A diagram of the human body on the wall, one of the several art installations which include works by visual artist and Sun Spot CBD logo designer Malik Seneferu, shows where CBD receptors are located in the body. Jiron knows them all and can talk easily about the healing properties of cannabidiol, known popularly as CBD, which is derived from cannabis.
Jiron and the customer discuss options for retaining the healing and relaxing properties of CBD without getting too high.
The customer doesn’t buy anything this time around, but remarks that Jiron is quite the salesperson. Sales isn’t the point, she says. It’s more about finding what works for each customer.
Jiron’s career included 27 years in clinical research management with biotech companies like Genentech and SUGEN, now merged with Pfizer, and she became adept at redesigning processes to make them more efficient. Although an avowed carnivore, her skills were also put to use in developing the plant-based Impossible Burger.
Nowadays, she works for her longtime neighbor and friend Reggie Wise, Sun Spot CBD’s founder/creator. They split duties: She takes on more of the personal and artistic details, like setting up product displays, and is at the counter on Tuesdays and Thursdays.
Wise started the business online before the pandemic, and they opened the brick-and-mortar location this past July. Business is growing, and the challenge is to develop new customers and counter resistance to and misinformation about CBD use.
Born in Guatemala to Nicaraguan parents serving there as missionaries, Jiron grew up in the Mission where her tailor-by-trade, “renaissance man” father, Eduardo Jiron-Lanza, moved the family so he could become the pastor of a Seventh Day Adventist Church.
In the seventies, she watched her older brother, who had epilepsy, give up meds for marijuana and find healing before he died in a motorcycle accident.
Her faith and family have helped her through difficult times, including an accident which left her temporarily paralyzed from the neck down. While she doesn’t attend an organized church these days, “I tell people, ‘I follow the path of Christ,’” she said.
“Do I say I walk on water?
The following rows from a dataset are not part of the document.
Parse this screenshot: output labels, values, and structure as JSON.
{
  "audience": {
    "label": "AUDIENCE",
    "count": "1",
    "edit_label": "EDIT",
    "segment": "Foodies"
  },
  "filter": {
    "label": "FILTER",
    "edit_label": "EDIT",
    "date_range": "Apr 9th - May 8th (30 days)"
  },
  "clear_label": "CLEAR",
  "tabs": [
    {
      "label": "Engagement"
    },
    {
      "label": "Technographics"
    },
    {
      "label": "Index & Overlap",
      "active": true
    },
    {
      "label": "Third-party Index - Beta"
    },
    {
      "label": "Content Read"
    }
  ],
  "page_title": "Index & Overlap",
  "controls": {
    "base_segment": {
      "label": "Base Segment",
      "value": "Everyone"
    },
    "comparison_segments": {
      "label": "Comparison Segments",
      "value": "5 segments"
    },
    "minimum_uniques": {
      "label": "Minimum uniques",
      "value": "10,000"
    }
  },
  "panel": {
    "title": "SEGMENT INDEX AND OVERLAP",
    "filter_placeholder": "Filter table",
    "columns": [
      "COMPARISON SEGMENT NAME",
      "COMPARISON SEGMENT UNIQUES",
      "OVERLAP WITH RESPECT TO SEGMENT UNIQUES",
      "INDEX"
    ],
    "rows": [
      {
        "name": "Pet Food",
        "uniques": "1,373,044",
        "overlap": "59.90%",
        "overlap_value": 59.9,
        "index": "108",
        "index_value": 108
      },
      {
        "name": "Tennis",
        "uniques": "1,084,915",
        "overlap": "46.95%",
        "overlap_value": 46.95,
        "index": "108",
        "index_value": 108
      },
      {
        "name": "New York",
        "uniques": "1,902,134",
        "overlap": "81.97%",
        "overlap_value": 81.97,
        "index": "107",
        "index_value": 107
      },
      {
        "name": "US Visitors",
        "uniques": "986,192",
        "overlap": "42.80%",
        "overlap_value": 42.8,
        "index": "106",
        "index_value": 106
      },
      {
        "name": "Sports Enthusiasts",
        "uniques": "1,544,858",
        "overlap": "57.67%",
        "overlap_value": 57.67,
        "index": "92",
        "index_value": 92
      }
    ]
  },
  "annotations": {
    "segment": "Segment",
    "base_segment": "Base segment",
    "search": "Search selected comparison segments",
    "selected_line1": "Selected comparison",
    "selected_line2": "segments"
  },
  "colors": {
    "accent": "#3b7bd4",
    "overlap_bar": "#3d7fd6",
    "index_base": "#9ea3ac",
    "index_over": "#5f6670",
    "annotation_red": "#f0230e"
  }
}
Hell no! But I love my fellow man.”
Now, she’s proud to work at a black-owned business that supports local entrepreneurs and helps customers on their personal healing journeys. She pointed out how it provides an opportunity for community members, especially those who are Hispanic and Latinx, to have access to quality products and information.
“Wellness and hemp to the people,” Jiron said with a smile, putting a spin on Sun Spot CBD’s motto.